▶ _EXERCISE_
Below are records; copy every line among them that contains the word "username".

● ● ● ● ●

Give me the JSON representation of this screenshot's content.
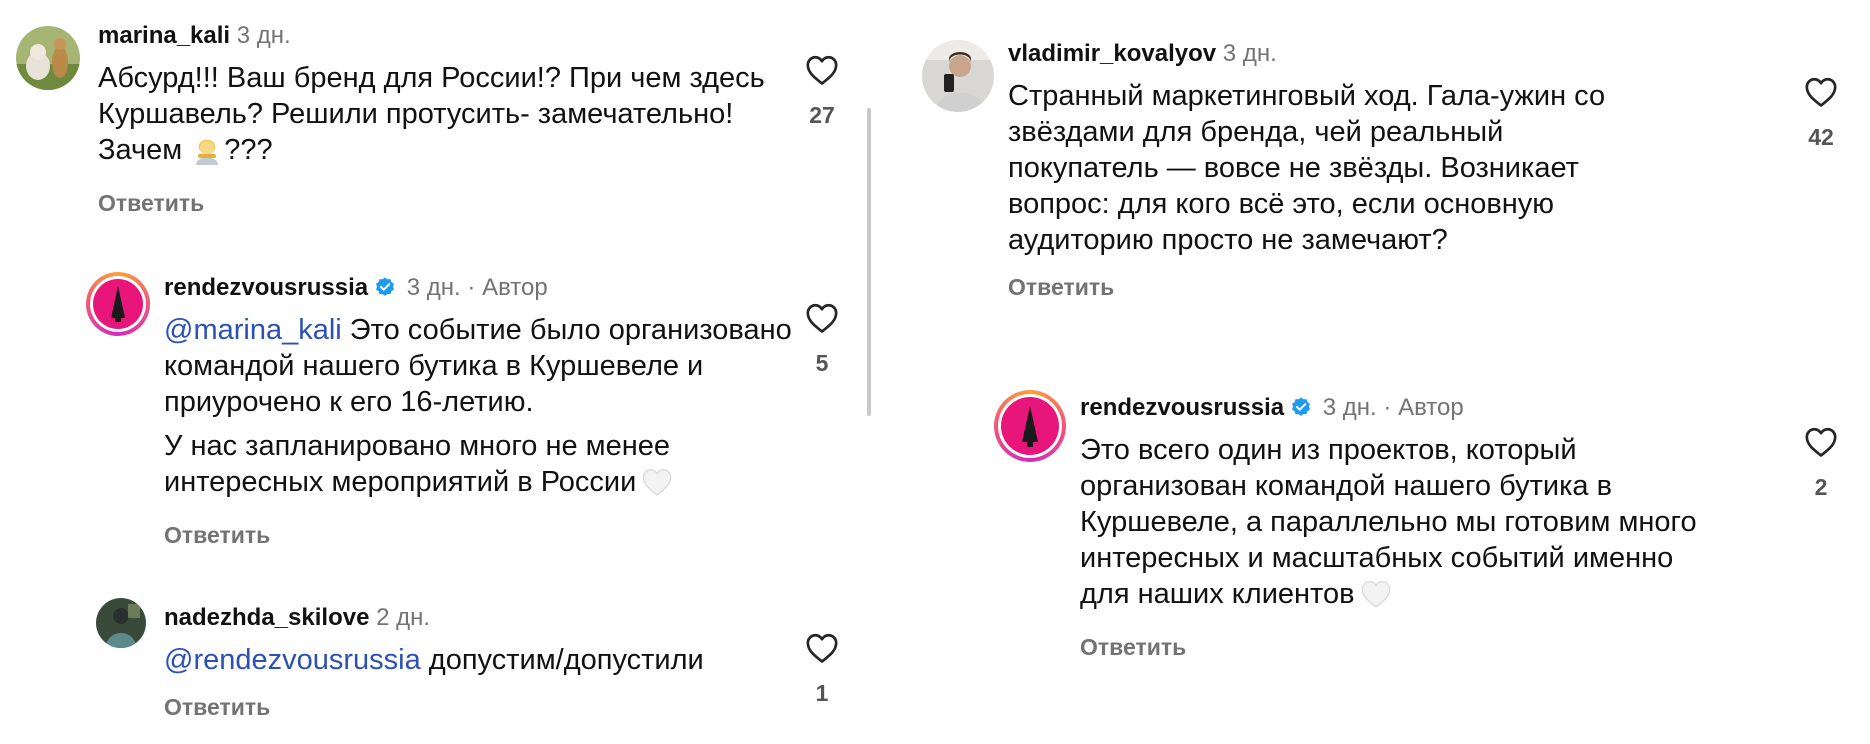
{
  "left": {
    "comments": [
      {
        "username": "marina_kali",
        "time": "3 дн.",
        "text": "Абсурд!!! Ваш бренд для России!? При чем здесь Куршавель? Решили протусить- замечательно! Зачем",
        "text_tail": "???",
        "reply_label": "Ответить",
        "likes": "27",
        "avatar_icon": "dogs-photo-avatar"
      },
      {
        "username": "rendezvousrussia",
        "time": "3 дн.",
        "separator": "·",
        "author_tag": "Автор",
        "mention": "@marina_kali",
        "text1": " Это событие было организовано командой нашего бутика в Куршевеле и приурочено к его 16-летию.",
        "text2": "У нас запланировано много не менее интересных мероприятий в России",
        "reply_label": "Ответить",
        "likes": "5",
        "avatar_icon": "brand-logo-avatar"
      },
      {
        "username": "nadezhda_skilove",
        "time": "2 дн.",
        "mention": "@rendezvousrussia",
        "text": " допустим/допустили",
        "reply_label": "Ответить",
        "likes": "1",
        "avatar_icon": "person-photo-avatar"
      }
    ]
  },
  "right": {
    "comments": [
      {
        "username": "vladimir_kovalyov",
        "time": "3 дн.",
        "text": "Странный маркетинговый ход. Гала-ужин со звёздами для бренда, чей реальный покупатель — вовсе не звёзды. Возникает вопрос: для кого всё это, если основную аудиторию просто не замечают?",
        "reply_label": "Ответить",
        "likes": "42",
        "avatar_icon": "man-photo-avatar"
      },
      {
        "username": "rendezvousrussia",
        "time": "3 дн.",
        "separator": "·",
        "author_tag": "Автор",
        "text": "Это всего один из проектов, который организован командой нашего бутика в Куршевеле, а параллельно мы готовим много интересных и масштабных событий именно для наших клиентов",
        "reply_label": "Ответить",
        "likes": "2",
        "avatar_icon": "brand-logo-avatar"
      }
    ]
  },
  "colors": {
    "username": "#111111",
    "meta": "#737373",
    "mention": "#2b51b7",
    "verified": "#1d9bf0",
    "brand_pink": "#e8157a"
  }
}
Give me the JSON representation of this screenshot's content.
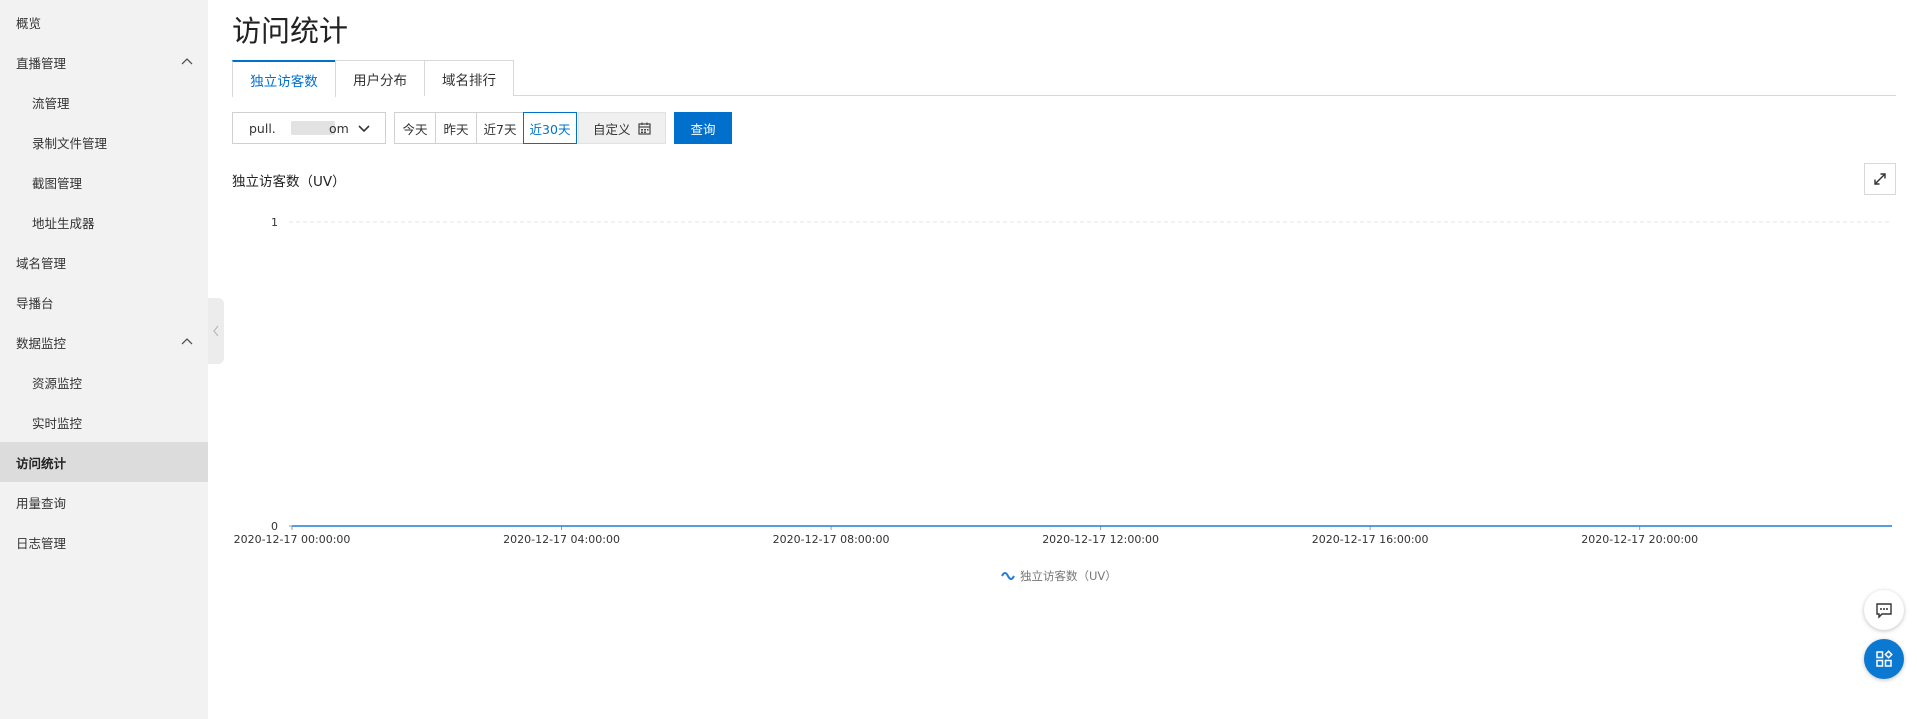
{
  "sidebar": {
    "items": [
      {
        "label": "概览"
      },
      {
        "label": "直播管理"
      },
      {
        "label": "流管理"
      },
      {
        "label": "录制文件管理"
      },
      {
        "label": "截图管理"
      },
      {
        "label": "地址生成器"
      },
      {
        "label": "域名管理"
      },
      {
        "label": "导播台"
      },
      {
        "label": "数据监控"
      },
      {
        "label": "资源监控"
      },
      {
        "label": "实时监控"
      },
      {
        "label": "访问统计"
      },
      {
        "label": "用量查询"
      },
      {
        "label": "日志管理"
      }
    ]
  },
  "page": {
    "title": "访问统计"
  },
  "tabs": [
    {
      "label": "独立访客数"
    },
    {
      "label": "用户分布"
    },
    {
      "label": "域名排行"
    }
  ],
  "toolbar": {
    "domain_prefix": "pull.",
    "domain_suffix": "om",
    "ranges": [
      {
        "label": "今天"
      },
      {
        "label": "昨天"
      },
      {
        "label": "近7天"
      },
      {
        "label": "近30天"
      }
    ],
    "custom_label": "自定义",
    "query_label": "查询"
  },
  "colors": {
    "accent": "#0070cc",
    "series": "#1f7fd6"
  },
  "chart_data": {
    "type": "line",
    "title": "独立访客数（UV）",
    "x": [
      "2020-12-17 00:00:00",
      "2020-12-17 04:00:00",
      "2020-12-17 08:00:00",
      "2020-12-17 12:00:00",
      "2020-12-17 16:00:00",
      "2020-12-17 20:00:00"
    ],
    "x_ticks": [
      "2020-12-17 00:00:00",
      "2020-12-17 04:00:00",
      "2020-12-17 08:00:00",
      "2020-12-17 12:00:00",
      "2020-12-17 16:00:00",
      "2020-12-17 20:00:00"
    ],
    "y_ticks": [
      "1",
      "0"
    ],
    "ylim": [
      0,
      1
    ],
    "series": [
      {
        "name": "独立访客数（UV）",
        "values": [
          0,
          0,
          0,
          0,
          0,
          0
        ]
      }
    ],
    "grid": true,
    "legend": "bottom"
  },
  "icons": {
    "collapse": "chevron-left-icon",
    "fullscreen": "expand-icon",
    "feedback": "chat-icon",
    "apps": "apps-icon",
    "calendar": "calendar-icon"
  }
}
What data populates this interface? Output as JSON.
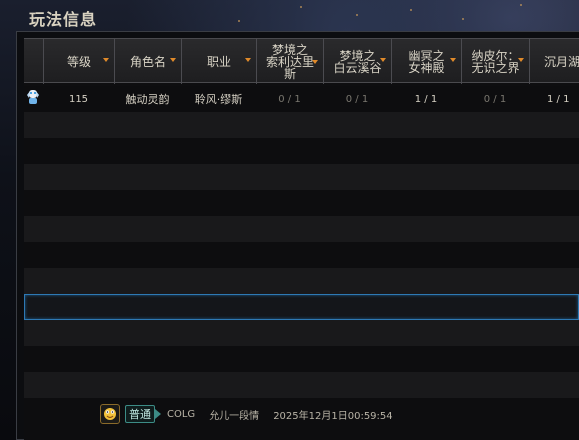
{
  "window": {
    "title": "玩法信息"
  },
  "table": {
    "columns": [
      {
        "label": "等级",
        "sortable": true
      },
      {
        "label": "角色名",
        "sortable": true
      },
      {
        "label": "职业",
        "sortable": true
      },
      {
        "label": "梦境之\n索利达里\n斯",
        "sortable": true
      },
      {
        "label": "梦境之\n白云溪谷",
        "sortable": true
      },
      {
        "label": "幽冥之\n女神殿",
        "sortable": true
      },
      {
        "label": "纳皮尔：\n无识之界",
        "sortable": true
      },
      {
        "label": "沉月湖",
        "sortable": false
      }
    ],
    "rows": [
      {
        "level": "115",
        "name": "触动灵韵",
        "job": "聆风·缪斯",
        "c1": "0 / 1",
        "c2": "0 / 1",
        "c3": "1 / 1",
        "c4": "0 / 1",
        "c5": "1 / 1"
      }
    ],
    "selected_row_index": 8
  },
  "chat": {
    "channel": "普通",
    "author": "COLG",
    "message": "允儿一段情",
    "timestamp": "2025年12月1日00:59:54"
  }
}
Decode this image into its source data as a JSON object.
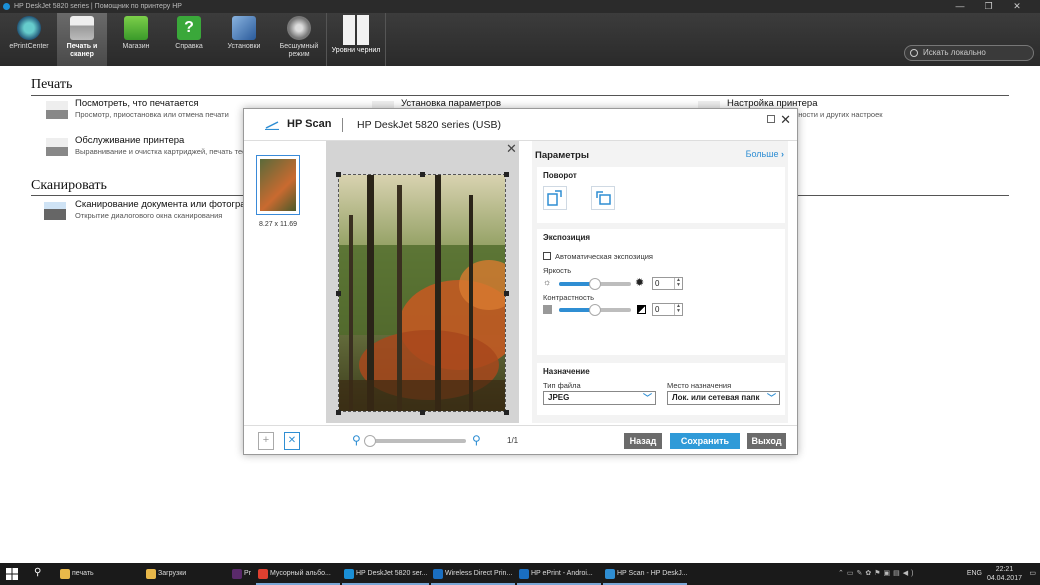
{
  "window": {
    "title": "HP DeskJet 5820 series | Помощник по принтеру HP",
    "controls": [
      "—",
      "❐",
      "✕"
    ]
  },
  "toolbar": {
    "items": [
      {
        "label": "ePrintCenter",
        "icon": "eprint-globe-icon"
      },
      {
        "label": "Печать и сканер",
        "icon": "printer-icon",
        "active": true
      },
      {
        "label": "Магазин",
        "icon": "shop-bag-icon"
      },
      {
        "label": "Справка",
        "icon": "help-icon"
      },
      {
        "label": "Установки",
        "icon": "tools-icon"
      },
      {
        "label": "Бесшумный режим",
        "icon": "speaker-icon"
      }
    ],
    "ink_label": "Уровни чернил",
    "search_placeholder": "Искать локально"
  },
  "background": {
    "print_section": "Печать",
    "scan_section": "Сканировать",
    "print_items": [
      {
        "title": "Посмотреть, что печатается",
        "desc": "Просмотр, приостановка или отмена печати"
      },
      {
        "title": "Обслуживание принтера",
        "desc": "Выравнивание и очистка картриджей, печать тестовой страницы"
      },
      {
        "title": "Установка параметров",
        "desc": ""
      },
      {
        "title": "Настройка принтера",
        "desc": "параметров безопасности и других настроек"
      }
    ],
    "scan_items": [
      {
        "title": "Сканирование документа или фотограф",
        "desc": "Открытие диалогового окна сканирования"
      }
    ]
  },
  "dialog": {
    "app_name": "HP Scan",
    "device": "HP DeskJet 5820 series (USB)",
    "thumb_size": "8.27 x 11.69",
    "params_title": "Параметры",
    "more_link": "Больше",
    "rotation": {
      "title": "Поворот"
    },
    "exposure": {
      "title": "Экспозиция",
      "auto_label": "Автоматическая экспозиция",
      "auto_checked": false,
      "brightness_label": "Яркость",
      "brightness_value": "0",
      "brightness_slider": 0.5,
      "contrast_label": "Контрастность",
      "contrast_value": "0",
      "contrast_slider": 0.5
    },
    "destination": {
      "title": "Назначение",
      "file_type_label": "Тип файла",
      "file_type_value": "JPEG",
      "dest_label": "Место назначения",
      "dest_value": "Лок. или сетевая папк"
    },
    "page_counter": "1/1",
    "zoom_slider": 0.0,
    "buttons": {
      "back": "Назад",
      "save": "Сохранить",
      "exit": "Выход"
    },
    "colors": {
      "accent": "#2f8ed3",
      "save": "#2f9ad8",
      "back": "#6b6b6b"
    }
  },
  "taskbar": {
    "items": [
      {
        "label": "печать",
        "color": "#e8b84a"
      },
      {
        "label": "Загрузки",
        "color": "#e8b84a"
      },
      {
        "label": "Pr",
        "color": "#5a2a6a"
      },
      {
        "label": "Мусорный альбо...",
        "color": "#e04030"
      },
      {
        "label": "HP DeskJet 5820 ser...",
        "color": "#1a8fd6"
      },
      {
        "label": "Wireless Direct Prin...",
        "color": "#1a6ec0"
      },
      {
        "label": "HP ePrint - Androi...",
        "color": "#1a6ec0"
      },
      {
        "label": "HP Scan - HP DeskJ...",
        "color": "#2f8ed3"
      }
    ],
    "lang": "ENG",
    "time": "22:21",
    "date": "04.04.2017"
  }
}
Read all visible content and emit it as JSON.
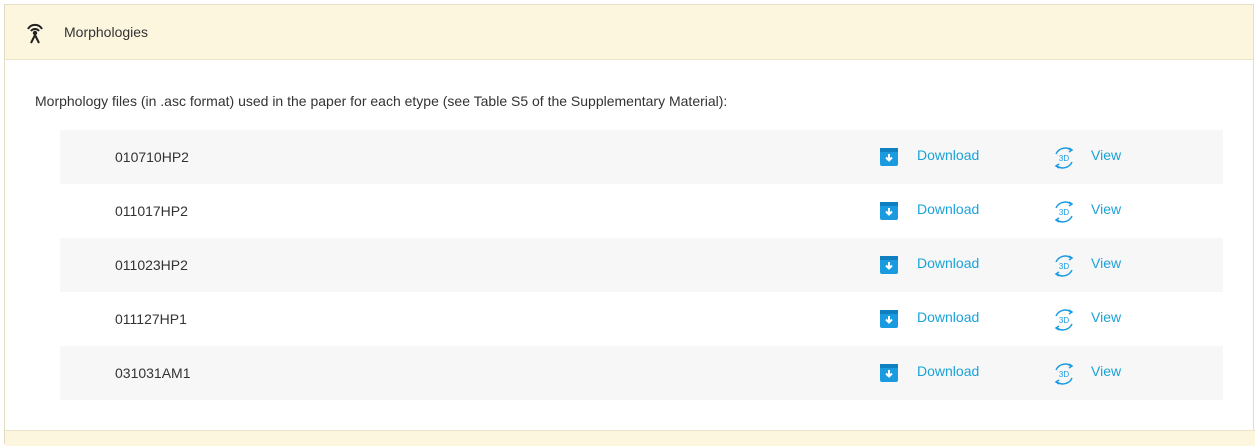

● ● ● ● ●

▶ _EXERCISE OUTPUT_
        "username": "marina_kali",
        "username": "rendezvousrussia",
        "username": "nadezhda_skilove",
        "username": "vladimir_kovalyov",
        "username": "rendezvousrussia",
    "username": "#111111",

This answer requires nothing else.